The research team modified what are called near-field communication tags, or NFC tags. Smartphones with NFC capabilities send out magnetic field pulses. The magnetic field creates an electric current on the tag that the phones pick up. Such systems are typically used to track products or drugs.
For the new application, the scientists added links to the circuit made of carbon nanotubes. Each link responds to one particular gas, by changing how the nanotubes conducts electricity. By sensing the change in electric current on the tag, the smartphone signals that it has detected the gas in question.
The method was tested with ammonia, cyclohexanone and hydrogen peroxide. And the tags could sense the substances at levels of a few parts per million. The research is in the Proceedings of the National Academy of Sciences. [Joseph M. Azzarelli et al, Wireless gas detection with a smartphone via rf communication]
Such inexpensive tiny tags require no external power.

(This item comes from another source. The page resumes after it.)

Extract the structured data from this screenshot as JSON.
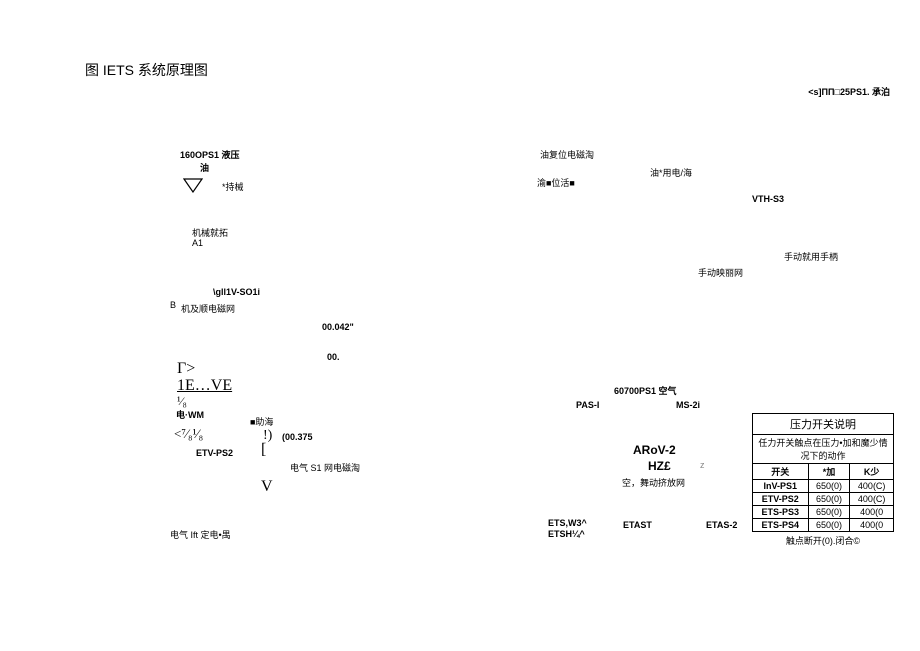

The scientists say their NFC tag system has the potential to be widely used to monitor gases that can affect health, safety and the environment.